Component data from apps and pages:
***

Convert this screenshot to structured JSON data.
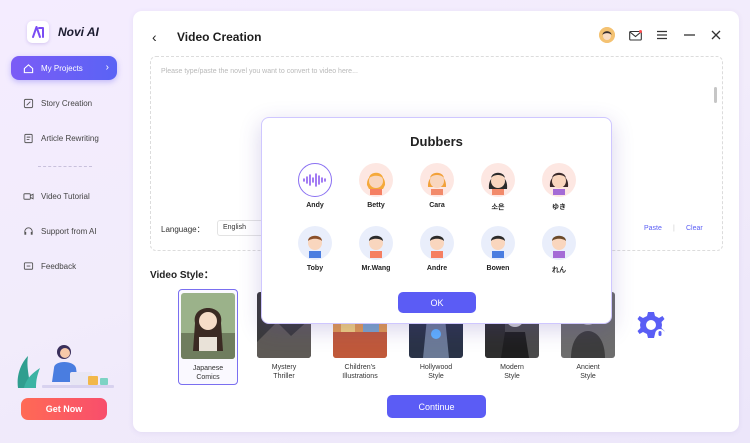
{
  "app": {
    "name": "Novi AI"
  },
  "sidebar": {
    "items": [
      {
        "label": "My Projects",
        "icon": "home-icon"
      },
      {
        "label": "Story Creation",
        "icon": "pencil-icon"
      },
      {
        "label": "Article Rewriting",
        "icon": "document-edit-icon"
      },
      {
        "label": "Video Tutorial",
        "icon": "video-icon"
      },
      {
        "label": "Support from AI",
        "icon": "headset-icon"
      },
      {
        "label": "Feedback",
        "icon": "chat-icon"
      }
    ],
    "cta_label": "Get Now"
  },
  "header": {
    "title": "Video Creation"
  },
  "editor": {
    "placeholder": "Please type/paste the novel you want to convert to video here...",
    "language_label": "Language：",
    "language_value": "English",
    "paste_label": "Paste",
    "clear_label": "Clear"
  },
  "video_style": {
    "label": "Video Style：",
    "styles": [
      {
        "line1": "Japanese",
        "line2": "Comics"
      },
      {
        "line1": "Mystery",
        "line2": "Thriller"
      },
      {
        "line1": "Children's",
        "line2": "Illustrations"
      },
      {
        "line1": "Hollywood",
        "line2": "Style"
      },
      {
        "line1": "Modern",
        "line2": "Style"
      },
      {
        "line1": "Ancient",
        "line2": "Style"
      }
    ],
    "continue_label": "Continue"
  },
  "dialog": {
    "title": "Dubbers",
    "dubbers": [
      {
        "name": "Andy"
      },
      {
        "name": "Betty"
      },
      {
        "name": "Cara"
      },
      {
        "name": "소은"
      },
      {
        "name": "ゆき"
      },
      {
        "name": "Toby"
      },
      {
        "name": "Mr.Wang"
      },
      {
        "name": "Andre"
      },
      {
        "name": "Bowen"
      },
      {
        "name": "れん"
      }
    ],
    "ok_label": "OK"
  },
  "colors": {
    "accent": "#5b5cf5",
    "cta": "#f84e6c"
  }
}
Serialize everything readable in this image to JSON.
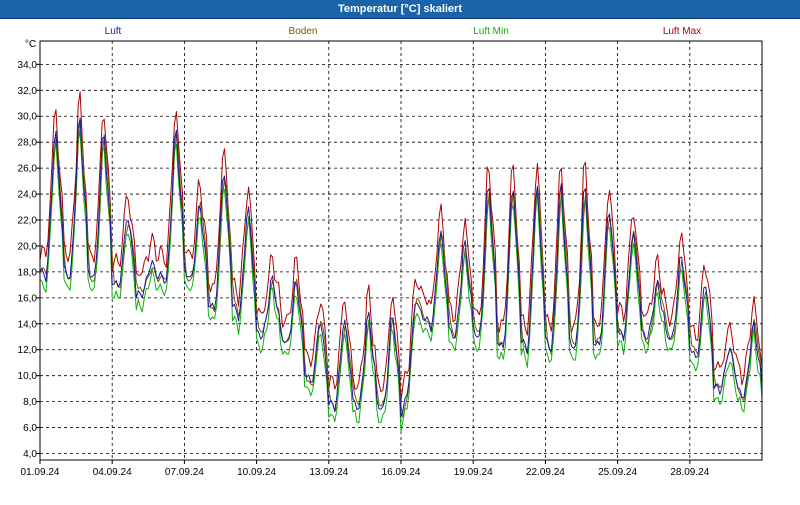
{
  "window": {
    "title": "Temperatur [°C] skaliert"
  },
  "colors": {
    "background": "#ffffff",
    "titlebar": "#1a63a8",
    "grid": "#000000",
    "luft": "#1a1a9a",
    "boden": "#7a5a00",
    "luft_min": "#10b010",
    "luft_max": "#b00000"
  },
  "chart_data": {
    "type": "line",
    "title": "Temperatur [°C] skaliert",
    "unit_label": "°C",
    "ylim": [
      3.5,
      35.8
    ],
    "yticks": [
      "4,0",
      "6,0",
      "8,0",
      "10,0",
      "12,0",
      "14,0",
      "16,0",
      "18,0",
      "20,0",
      "22,0",
      "24,0",
      "26,0",
      "28,0",
      "30,0",
      "32,0",
      "34,0"
    ],
    "x_range": [
      "2024-09-01",
      "2024-10-01"
    ],
    "xtick_labels": [
      "01.09.24",
      "04.09.24",
      "07.09.24",
      "10.09.24",
      "13.09.24",
      "16.09.24",
      "19.09.24",
      "22.09.24",
      "25.09.24",
      "28.09.24"
    ],
    "grid": true,
    "legend_position": "top",
    "daily": {
      "dates": [
        "2024-09-01",
        "2024-09-02",
        "2024-09-03",
        "2024-09-04",
        "2024-09-05",
        "2024-09-06",
        "2024-09-07",
        "2024-09-08",
        "2024-09-09",
        "2024-09-10",
        "2024-09-11",
        "2024-09-12",
        "2024-09-13",
        "2024-09-14",
        "2024-09-15",
        "2024-09-16",
        "2024-09-17",
        "2024-09-18",
        "2024-09-19",
        "2024-09-20",
        "2024-09-21",
        "2024-09-22",
        "2024-09-23",
        "2024-09-24",
        "2024-09-25",
        "2024-09-26",
        "2024-09-27",
        "2024-09-28",
        "2024-09-29",
        "2024-09-30"
      ],
      "min": [
        17.5,
        17.5,
        17.5,
        17,
        16,
        17,
        18,
        15,
        15,
        13,
        13,
        10,
        7.5,
        7.5,
        7.5,
        6.5,
        14,
        13,
        13,
        12,
        12,
        12,
        12,
        12,
        13,
        13,
        13,
        12,
        9,
        8.5
      ],
      "max": [
        30,
        31,
        30,
        23,
        19,
        30,
        24,
        27,
        24,
        18,
        18,
        15,
        15,
        15.5,
        15.5,
        16.5,
        22,
        21,
        26,
        26,
        26,
        26,
        26,
        24,
        22,
        17.5,
        20,
        18,
        12.5,
        14.5
      ]
    },
    "series": [
      {
        "name": "Luft",
        "color": "#1a1a9a"
      },
      {
        "name": "Boden",
        "color": "#7a5a00"
      },
      {
        "name": "Luft Min",
        "color": "#10b010"
      },
      {
        "name": "Luft Max",
        "color": "#b00000"
      }
    ]
  }
}
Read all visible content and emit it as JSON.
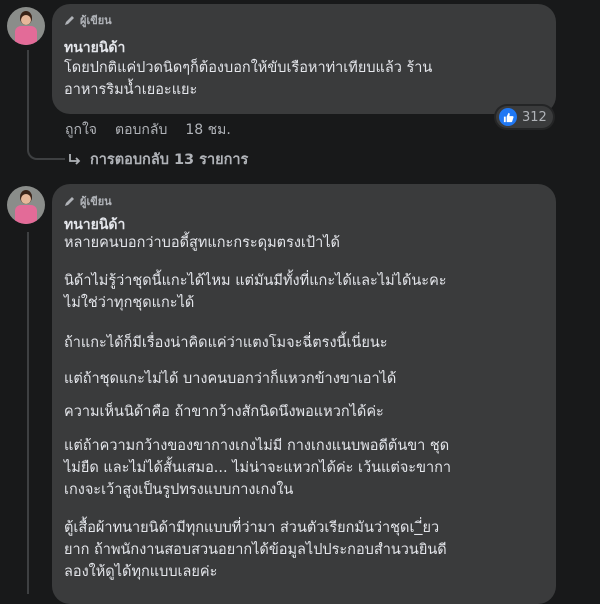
{
  "colors": {
    "background": "#18191a",
    "bubble": "#3a3b3c",
    "text": "#e4e6eb",
    "muted": "#b0b3b8",
    "like_blue": "#2078f4"
  },
  "icons": {
    "author_badge": "pencil-icon",
    "like_reaction": "thumbs-up-icon",
    "replies": "reply-arrow-icon"
  },
  "comment1": {
    "badge": "ผู้เขียน",
    "author": "ทนายนิด้า",
    "lines": [
      "โดยปกติแค่ปวดนิดๆก็ต้องบอกให้ขับเรือหาท่าเทียบแล้ว ร้าน",
      "อาหารริมน้ำเยอะแยะ"
    ],
    "actions": {
      "like": "ถูกใจ",
      "reply": "ตอบกลับ",
      "time": "18 ชม."
    },
    "reaction_count": "312",
    "replies_label": "การตอบกลับ 13 รายการ"
  },
  "comment2": {
    "badge": "ผู้เขียน",
    "author": "ทนายนิด้า",
    "paragraphs": [
      [
        "หลายคนบอกว่าบอดี้สูทแกะกระดุมตรงเป้าได้"
      ],
      [
        "นิด้าไม่รู้ว่าชุดนี้แกะได้ไหม แต่มันมีทั้งที่แกะได้และไม่ได้นะคะ",
        "ไม่ใช่ว่าทุกชุดแกะได้"
      ],
      [
        "ถ้าแกะได้ก็มีเรื่องน่าคิดแค่ว่าแตงโมจะฉี่ตรงนี้เนี่ยนะ"
      ],
      [
        "แต่ถ้าชุดแกะไม่ได้ บางคนบอกว่าก็แหวกข้างขาเอาได้"
      ],
      [
        "ความเห็นนิด้าคือ ถ้าขากว้างสักนิดนึงพอแหวกได้ค่ะ"
      ],
      [
        "แต่ถ้าความกว้างของขากางเกงไม่มี กางเกงแนบพอดีต้นขา ชุด",
        "ไม่ยืด และไม่ได้สั้นเสมอ... ไม่น่าจะแหวกได้ค่ะ เว้นแต่จะขากา",
        "เกงจะเว้าสูงเป็นรูปทรงแบบกางเกงใน"
      ],
      [
        "ตู้เสื้อผ้าทนายนิด้ามีทุกแบบที่ว่ามา ส่วนตัวเรียกมันว่าชุดเ_ี่ยว",
        "ยาก ถ้าพนักงานสอบสวนอยากได้ข้อมูลไปประกอบสำนวนยินดี",
        "ลองให้ดูได้ทุกแบบเลยค่ะ"
      ]
    ]
  }
}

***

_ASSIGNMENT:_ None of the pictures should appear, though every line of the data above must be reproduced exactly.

_RESPONSE TO THIS TASK:_
Convert this screenshot to structured JSON data.
{
  "app": {
    "name": "Novi AI"
  },
  "sidebar": {
    "items": [
      {
        "label": "My Projects",
        "icon": "home-icon"
      },
      {
        "label": "Story Creation",
        "icon": "pencil-icon"
      },
      {
        "label": "Article Rewriting",
        "icon": "document-edit-icon"
      },
      {
        "label": "Video Tutorial",
        "icon": "video-icon"
      },
      {
        "label": "Support from AI",
        "icon": "headset-icon"
      },
      {
        "label": "Feedback",
        "icon": "chat-icon"
      }
    ],
    "cta_label": "Get Now"
  },
  "header": {
    "title": "Video Creation"
  },
  "editor": {
    "placeholder": "Please type/paste the novel you want to convert to video here...",
    "language_label": "Language：",
    "language_value": "English",
    "paste_label": "Paste",
    "clear_label": "Clear"
  },
  "video_style": {
    "label": "Video Style：",
    "styles": [
      {
        "line1": "Japanese",
        "line2": "Comics"
      },
      {
        "line1": "Mystery",
        "line2": "Thriller"
      },
      {
        "line1": "Children's",
        "line2": "Illustrations"
      },
      {
        "line1": "Hollywood",
        "line2": "Style"
      },
      {
        "line1": "Modern",
        "line2": "Style"
      },
      {
        "line1": "Ancient",
        "line2": "Style"
      }
    ],
    "continue_label": "Continue"
  },
  "dialog": {
    "title": "Dubbers",
    "dubbers": [
      {
        "name": "Andy"
      },
      {
        "name": "Betty"
      },
      {
        "name": "Cara"
      },
      {
        "name": "소은"
      },
      {
        "name": "ゆき"
      },
      {
        "name": "Toby"
      },
      {
        "name": "Mr.Wang"
      },
      {
        "name": "Andre"
      },
      {
        "name": "Bowen"
      },
      {
        "name": "れん"
      }
    ],
    "ok_label": "OK"
  },
  "colors": {
    "accent": "#5b5cf5",
    "cta": "#f84e6c"
  }
}
Serialize everything readable in this image to JSON.
{
  "window": {
    "title": "Temperatur [°C] skaliert"
  },
  "colors": {
    "background": "#ffffff",
    "titlebar": "#1a63a8",
    "grid": "#000000",
    "luft": "#1a1a9a",
    "boden": "#7a5a00",
    "luft_min": "#10b010",
    "luft_max": "#b00000"
  },
  "chart_data": {
    "type": "line",
    "title": "Temperatur [°C] skaliert",
    "unit_label": "°C",
    "ylim": [
      3.5,
      35.8
    ],
    "yticks": [
      "4,0",
      "6,0",
      "8,0",
      "10,0",
      "12,0",
      "14,0",
      "16,0",
      "18,0",
      "20,0",
      "22,0",
      "24,0",
      "26,0",
      "28,0",
      "30,0",
      "32,0",
      "34,0"
    ],
    "x_range": [
      "2024-09-01",
      "2024-10-01"
    ],
    "xtick_labels": [
      "01.09.24",
      "04.09.24",
      "07.09.24",
      "10.09.24",
      "13.09.24",
      "16.09.24",
      "19.09.24",
      "22.09.24",
      "25.09.24",
      "28.09.24"
    ],
    "grid": true,
    "legend_position": "top",
    "daily": {
      "dates": [
        "2024-09-01",
        "2024-09-02",
        "2024-09-03",
        "2024-09-04",
        "2024-09-05",
        "2024-09-06",
        "2024-09-07",
        "2024-09-08",
        "2024-09-09",
        "2024-09-10",
        "2024-09-11",
        "2024-09-12",
        "2024-09-13",
        "2024-09-14",
        "2024-09-15",
        "2024-09-16",
        "2024-09-17",
        "2024-09-18",
        "2024-09-19",
        "2024-09-20",
        "2024-09-21",
        "2024-09-22",
        "2024-09-23",
        "2024-09-24",
        "2024-09-25",
        "2024-09-26",
        "2024-09-27",
        "2024-09-28",
        "2024-09-29",
        "2024-09-30"
      ],
      "min": [
        17.5,
        17.5,
        17.5,
        17,
        16,
        17,
        18,
        15,
        15,
        13,
        13,
        10,
        7.5,
        7.5,
        7.5,
        6.5,
        14,
        13,
        13,
        12,
        12,
        12,
        12,
        12,
        13,
        13,
        13,
        12,
        9,
        8.5
      ],
      "max": [
        30,
        31,
        30,
        23,
        19,
        30,
        24,
        27,
        24,
        18,
        18,
        15,
        15,
        15.5,
        15.5,
        16.5,
        22,
        21,
        26,
        26,
        26,
        26,
        26,
        24,
        22,
        17.5,
        20,
        18,
        12.5,
        14.5
      ]
    },
    "series": [
      {
        "name": "Luft",
        "color": "#1a1a9a"
      },
      {
        "name": "Boden",
        "color": "#7a5a00"
      },
      {
        "name": "Luft Min",
        "color": "#10b010"
      },
      {
        "name": "Luft Max",
        "color": "#b00000"
      }
    ]
  }
}
Read all visible content and emit it as JSON.
{
  "colors": {
    "background": "#18191a",
    "bubble": "#3a3b3c",
    "text": "#e4e6eb",
    "muted": "#b0b3b8",
    "like_blue": "#2078f4"
  },
  "icons": {
    "author_badge": "pencil-icon",
    "like_reaction": "thumbs-up-icon",
    "replies": "reply-arrow-icon"
  },
  "comment1": {
    "badge": "ผู้เขียน",
    "author": "ทนายนิด้า",
    "lines": [
      "โดยปกติแค่ปวดนิดๆก็ต้องบอกให้ขับเรือหาท่าเทียบแล้ว ร้าน",
      "อาหารริมน้ำเยอะแยะ"
    ],
    "actions": {
      "like": "ถูกใจ",
      "reply": "ตอบกลับ",
      "time": "18 ชม."
    },
    "reaction_count": "312",
    "replies_label": "การตอบกลับ 13 รายการ"
  },
  "comment2": {
    "badge": "ผู้เขียน",
    "author": "ทนายนิด้า",
    "paragraphs": [
      [
        "หลายคนบอกว่าบอดี้สูทแกะกระดุมตรงเป้าได้"
      ],
      [
        "นิด้าไม่รู้ว่าชุดนี้แกะได้ไหม แต่มันมีทั้งที่แกะได้และไม่ได้นะคะ",
        "ไม่ใช่ว่าทุกชุดแกะได้"
      ],
      [
        "ถ้าแกะได้ก็มีเรื่องน่าคิดแค่ว่าแตงโมจะฉี่ตรงนี้เนี่ยนะ"
      ],
      [
        "แต่ถ้าชุดแกะไม่ได้ บางคนบอกว่าก็แหวกข้างขาเอาได้"
      ],
      [
        "ความเห็นนิด้าคือ ถ้าขากว้างสักนิดนึงพอแหวกได้ค่ะ"
      ],
      [
        "แต่ถ้าความกว้างของขากางเกงไม่มี กางเกงแนบพอดีต้นขา ชุด",
        "ไม่ยืด และไม่ได้สั้นเสมอ... ไม่น่าจะแหวกได้ค่ะ เว้นแต่จะขากา",
        "เกงจะเว้าสูงเป็นรูปทรงแบบกางเกงใน"
      ],
      [
        "ตู้เสื้อผ้าทนายนิด้ามีทุกแบบที่ว่ามา ส่วนตัวเรียกมันว่าชุดเ_ี่ยว",
        "ยาก ถ้าพนักงานสอบสวนอยากได้ข้อมูลไปประกอบสำนวนยินดี",
        "ลองให้ดูได้ทุกแบบเลยค่ะ"
      ]
    ]
  }
}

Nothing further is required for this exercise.